--- REQUIRED WORK ---
From the entries that follow, pick out all lines holding "Basic".

■ ■ ■ ■ ■ ■ ■

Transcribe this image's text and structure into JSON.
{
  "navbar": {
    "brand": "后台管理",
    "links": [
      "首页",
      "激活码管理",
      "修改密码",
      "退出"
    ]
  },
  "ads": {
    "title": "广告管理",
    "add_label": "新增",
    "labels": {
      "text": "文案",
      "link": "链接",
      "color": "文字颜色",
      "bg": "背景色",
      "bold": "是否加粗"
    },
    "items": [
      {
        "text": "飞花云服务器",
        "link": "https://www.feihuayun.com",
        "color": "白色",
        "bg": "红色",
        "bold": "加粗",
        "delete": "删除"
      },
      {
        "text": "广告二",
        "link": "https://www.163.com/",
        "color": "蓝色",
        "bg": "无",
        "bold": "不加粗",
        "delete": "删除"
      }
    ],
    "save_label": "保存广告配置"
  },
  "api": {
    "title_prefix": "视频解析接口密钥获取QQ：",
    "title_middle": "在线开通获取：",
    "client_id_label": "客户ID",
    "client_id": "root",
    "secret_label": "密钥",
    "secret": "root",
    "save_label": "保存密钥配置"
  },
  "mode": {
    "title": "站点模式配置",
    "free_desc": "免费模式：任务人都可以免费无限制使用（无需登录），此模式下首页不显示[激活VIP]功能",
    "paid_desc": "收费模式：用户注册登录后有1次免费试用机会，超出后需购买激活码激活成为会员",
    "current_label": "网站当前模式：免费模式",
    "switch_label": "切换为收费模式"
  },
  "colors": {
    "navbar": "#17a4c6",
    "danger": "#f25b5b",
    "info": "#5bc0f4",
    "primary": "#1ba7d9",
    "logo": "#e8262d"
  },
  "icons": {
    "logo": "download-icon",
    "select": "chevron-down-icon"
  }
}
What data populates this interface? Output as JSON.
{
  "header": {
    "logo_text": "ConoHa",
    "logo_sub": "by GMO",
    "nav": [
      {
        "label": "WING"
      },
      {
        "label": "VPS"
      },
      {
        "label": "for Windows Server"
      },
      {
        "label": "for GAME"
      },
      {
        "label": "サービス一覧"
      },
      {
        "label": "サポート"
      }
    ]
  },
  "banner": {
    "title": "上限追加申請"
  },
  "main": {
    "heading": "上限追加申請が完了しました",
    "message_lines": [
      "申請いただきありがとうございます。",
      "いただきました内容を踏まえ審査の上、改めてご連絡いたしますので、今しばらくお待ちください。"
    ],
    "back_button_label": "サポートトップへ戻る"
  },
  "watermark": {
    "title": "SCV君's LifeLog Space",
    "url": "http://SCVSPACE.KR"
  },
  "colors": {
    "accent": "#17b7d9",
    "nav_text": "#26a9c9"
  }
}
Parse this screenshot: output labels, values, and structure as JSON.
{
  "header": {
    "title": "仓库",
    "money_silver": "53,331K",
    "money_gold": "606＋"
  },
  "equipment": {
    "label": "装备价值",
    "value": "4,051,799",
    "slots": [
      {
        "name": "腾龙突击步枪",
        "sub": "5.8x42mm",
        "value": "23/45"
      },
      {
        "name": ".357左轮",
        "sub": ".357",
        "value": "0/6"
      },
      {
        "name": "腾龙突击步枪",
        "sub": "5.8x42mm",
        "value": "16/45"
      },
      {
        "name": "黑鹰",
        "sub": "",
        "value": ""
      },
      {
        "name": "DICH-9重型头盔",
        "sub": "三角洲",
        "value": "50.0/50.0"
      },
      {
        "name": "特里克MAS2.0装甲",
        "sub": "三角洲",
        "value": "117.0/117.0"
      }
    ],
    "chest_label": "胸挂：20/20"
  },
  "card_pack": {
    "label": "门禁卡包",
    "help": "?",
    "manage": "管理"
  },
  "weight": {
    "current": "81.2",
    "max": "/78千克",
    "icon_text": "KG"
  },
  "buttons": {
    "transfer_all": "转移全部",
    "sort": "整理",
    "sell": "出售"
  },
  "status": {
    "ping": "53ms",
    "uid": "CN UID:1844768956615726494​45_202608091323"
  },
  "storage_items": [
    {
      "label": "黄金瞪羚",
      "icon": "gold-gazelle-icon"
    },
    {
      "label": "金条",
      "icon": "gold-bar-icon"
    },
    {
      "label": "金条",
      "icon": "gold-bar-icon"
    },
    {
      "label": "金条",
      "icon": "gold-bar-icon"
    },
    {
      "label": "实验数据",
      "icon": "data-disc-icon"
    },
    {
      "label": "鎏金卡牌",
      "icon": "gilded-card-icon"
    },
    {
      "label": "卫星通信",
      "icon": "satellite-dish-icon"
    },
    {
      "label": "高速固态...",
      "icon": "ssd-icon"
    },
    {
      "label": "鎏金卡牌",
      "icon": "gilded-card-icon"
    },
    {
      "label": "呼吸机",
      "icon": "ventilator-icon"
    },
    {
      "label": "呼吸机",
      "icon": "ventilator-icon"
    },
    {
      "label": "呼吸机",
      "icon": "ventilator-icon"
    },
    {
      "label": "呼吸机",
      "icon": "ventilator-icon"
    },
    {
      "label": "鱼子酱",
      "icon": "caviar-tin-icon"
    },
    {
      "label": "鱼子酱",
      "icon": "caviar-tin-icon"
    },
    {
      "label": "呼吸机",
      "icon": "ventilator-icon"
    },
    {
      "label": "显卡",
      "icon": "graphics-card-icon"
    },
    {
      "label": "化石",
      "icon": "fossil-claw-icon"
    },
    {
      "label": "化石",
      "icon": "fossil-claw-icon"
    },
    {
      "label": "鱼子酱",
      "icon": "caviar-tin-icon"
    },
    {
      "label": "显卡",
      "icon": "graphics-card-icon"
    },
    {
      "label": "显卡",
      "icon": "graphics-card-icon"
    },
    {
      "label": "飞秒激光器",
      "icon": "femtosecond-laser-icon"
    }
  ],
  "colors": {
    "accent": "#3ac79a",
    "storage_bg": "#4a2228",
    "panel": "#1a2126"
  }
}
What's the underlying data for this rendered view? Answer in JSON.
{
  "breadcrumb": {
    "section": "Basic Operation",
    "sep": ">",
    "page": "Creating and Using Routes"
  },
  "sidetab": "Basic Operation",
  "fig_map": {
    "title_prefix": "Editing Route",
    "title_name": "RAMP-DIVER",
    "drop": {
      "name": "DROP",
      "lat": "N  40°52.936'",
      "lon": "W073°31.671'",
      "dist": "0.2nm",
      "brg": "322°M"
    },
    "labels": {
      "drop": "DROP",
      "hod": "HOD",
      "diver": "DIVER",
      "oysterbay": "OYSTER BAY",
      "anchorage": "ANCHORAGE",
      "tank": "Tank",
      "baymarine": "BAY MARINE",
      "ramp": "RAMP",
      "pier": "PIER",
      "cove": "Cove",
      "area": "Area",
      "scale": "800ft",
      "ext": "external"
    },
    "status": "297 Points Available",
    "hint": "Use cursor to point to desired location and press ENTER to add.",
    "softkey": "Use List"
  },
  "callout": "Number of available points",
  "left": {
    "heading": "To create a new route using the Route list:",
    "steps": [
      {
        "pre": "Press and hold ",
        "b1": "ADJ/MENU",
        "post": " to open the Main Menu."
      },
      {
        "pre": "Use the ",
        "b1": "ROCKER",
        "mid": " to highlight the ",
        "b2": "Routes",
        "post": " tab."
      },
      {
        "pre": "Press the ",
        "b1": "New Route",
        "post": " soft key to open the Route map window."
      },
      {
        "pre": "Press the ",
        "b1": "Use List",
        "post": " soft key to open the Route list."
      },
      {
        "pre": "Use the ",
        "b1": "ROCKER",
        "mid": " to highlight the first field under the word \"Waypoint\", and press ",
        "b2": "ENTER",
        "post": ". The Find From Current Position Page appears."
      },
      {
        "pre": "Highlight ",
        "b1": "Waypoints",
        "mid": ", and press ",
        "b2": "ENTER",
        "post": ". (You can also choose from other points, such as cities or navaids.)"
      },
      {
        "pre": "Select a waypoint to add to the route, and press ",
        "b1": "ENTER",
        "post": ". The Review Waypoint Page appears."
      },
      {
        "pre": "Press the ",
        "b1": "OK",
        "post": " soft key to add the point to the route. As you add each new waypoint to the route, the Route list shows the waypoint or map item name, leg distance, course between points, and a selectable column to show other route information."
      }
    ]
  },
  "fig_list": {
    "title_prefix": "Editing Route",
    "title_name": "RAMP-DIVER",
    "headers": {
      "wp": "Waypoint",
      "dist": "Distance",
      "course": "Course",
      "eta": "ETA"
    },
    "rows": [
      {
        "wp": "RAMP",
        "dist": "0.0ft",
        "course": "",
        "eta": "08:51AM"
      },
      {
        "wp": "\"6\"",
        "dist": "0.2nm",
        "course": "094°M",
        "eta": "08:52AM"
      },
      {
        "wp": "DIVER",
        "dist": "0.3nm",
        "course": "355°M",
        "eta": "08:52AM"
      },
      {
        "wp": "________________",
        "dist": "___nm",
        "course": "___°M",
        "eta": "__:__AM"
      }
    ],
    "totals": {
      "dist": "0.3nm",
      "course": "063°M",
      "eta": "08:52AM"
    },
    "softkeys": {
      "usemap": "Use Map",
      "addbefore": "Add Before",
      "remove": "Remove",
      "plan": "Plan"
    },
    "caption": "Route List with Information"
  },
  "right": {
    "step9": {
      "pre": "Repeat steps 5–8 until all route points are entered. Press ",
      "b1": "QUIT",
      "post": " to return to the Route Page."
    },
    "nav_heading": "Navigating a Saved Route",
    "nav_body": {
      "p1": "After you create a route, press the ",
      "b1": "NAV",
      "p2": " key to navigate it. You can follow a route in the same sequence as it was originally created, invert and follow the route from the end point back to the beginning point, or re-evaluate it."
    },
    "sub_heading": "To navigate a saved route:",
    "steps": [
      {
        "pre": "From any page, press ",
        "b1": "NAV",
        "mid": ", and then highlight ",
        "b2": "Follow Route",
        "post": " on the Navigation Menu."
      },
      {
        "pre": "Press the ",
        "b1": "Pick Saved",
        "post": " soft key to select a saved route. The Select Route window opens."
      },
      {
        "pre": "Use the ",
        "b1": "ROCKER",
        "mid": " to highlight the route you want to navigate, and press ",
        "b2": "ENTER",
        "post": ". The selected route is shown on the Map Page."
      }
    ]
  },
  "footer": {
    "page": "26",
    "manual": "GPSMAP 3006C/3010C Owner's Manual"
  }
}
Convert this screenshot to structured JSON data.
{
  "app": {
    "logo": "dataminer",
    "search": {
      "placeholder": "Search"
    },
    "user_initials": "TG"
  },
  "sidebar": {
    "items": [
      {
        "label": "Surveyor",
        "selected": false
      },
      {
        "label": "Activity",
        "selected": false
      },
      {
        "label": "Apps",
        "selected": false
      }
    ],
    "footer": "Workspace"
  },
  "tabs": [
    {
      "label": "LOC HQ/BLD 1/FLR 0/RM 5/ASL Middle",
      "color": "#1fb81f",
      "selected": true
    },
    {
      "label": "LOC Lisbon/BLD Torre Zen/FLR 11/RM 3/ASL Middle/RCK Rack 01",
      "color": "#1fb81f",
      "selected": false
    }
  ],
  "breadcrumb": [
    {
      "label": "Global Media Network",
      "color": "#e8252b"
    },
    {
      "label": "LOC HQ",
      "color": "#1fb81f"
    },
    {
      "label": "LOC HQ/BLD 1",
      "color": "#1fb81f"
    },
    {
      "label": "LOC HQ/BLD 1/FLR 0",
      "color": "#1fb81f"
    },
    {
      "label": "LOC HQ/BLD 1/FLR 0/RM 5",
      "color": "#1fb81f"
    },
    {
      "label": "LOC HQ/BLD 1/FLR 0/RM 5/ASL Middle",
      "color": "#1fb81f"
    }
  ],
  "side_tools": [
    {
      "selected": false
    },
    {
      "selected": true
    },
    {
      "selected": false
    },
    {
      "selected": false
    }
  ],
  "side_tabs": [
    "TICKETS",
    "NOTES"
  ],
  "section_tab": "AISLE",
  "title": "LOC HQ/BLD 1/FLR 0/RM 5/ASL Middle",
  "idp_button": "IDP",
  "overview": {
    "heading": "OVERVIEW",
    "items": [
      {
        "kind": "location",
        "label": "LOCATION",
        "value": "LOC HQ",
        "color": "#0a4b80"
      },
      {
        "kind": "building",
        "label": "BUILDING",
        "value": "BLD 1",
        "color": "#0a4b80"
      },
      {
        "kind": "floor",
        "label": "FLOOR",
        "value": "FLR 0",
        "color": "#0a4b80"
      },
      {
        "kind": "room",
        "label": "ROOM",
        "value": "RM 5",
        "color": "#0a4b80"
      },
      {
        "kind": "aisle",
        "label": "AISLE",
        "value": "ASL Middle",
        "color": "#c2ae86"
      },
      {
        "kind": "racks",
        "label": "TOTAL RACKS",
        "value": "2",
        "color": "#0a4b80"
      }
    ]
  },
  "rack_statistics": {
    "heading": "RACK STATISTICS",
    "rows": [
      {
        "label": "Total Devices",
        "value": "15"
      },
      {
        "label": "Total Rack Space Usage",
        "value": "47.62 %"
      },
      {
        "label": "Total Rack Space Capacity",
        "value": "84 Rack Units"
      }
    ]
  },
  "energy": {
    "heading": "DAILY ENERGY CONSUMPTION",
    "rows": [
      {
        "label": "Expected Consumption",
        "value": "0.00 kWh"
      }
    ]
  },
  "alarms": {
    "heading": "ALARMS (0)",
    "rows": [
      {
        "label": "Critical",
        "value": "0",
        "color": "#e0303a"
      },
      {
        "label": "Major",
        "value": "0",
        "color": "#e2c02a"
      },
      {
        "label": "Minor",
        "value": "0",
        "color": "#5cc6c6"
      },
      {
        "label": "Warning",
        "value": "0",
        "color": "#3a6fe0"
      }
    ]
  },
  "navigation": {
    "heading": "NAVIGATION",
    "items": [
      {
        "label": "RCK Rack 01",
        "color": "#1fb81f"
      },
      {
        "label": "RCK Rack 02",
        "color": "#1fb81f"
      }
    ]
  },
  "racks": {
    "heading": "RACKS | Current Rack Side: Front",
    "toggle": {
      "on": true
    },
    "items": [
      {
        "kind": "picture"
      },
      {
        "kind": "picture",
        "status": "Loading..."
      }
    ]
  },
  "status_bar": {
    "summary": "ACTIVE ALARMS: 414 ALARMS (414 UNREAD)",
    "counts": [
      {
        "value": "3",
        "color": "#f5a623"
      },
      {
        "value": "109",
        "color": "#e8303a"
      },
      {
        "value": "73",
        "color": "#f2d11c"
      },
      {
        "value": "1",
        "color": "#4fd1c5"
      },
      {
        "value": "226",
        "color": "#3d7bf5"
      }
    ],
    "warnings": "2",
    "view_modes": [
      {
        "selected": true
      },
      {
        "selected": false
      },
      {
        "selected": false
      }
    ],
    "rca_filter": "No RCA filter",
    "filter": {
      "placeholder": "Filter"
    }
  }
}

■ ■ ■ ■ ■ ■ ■

--- RESPONSE AREA ---
    "section": "Basic Operation",
  "sidetab": "Basic Operation",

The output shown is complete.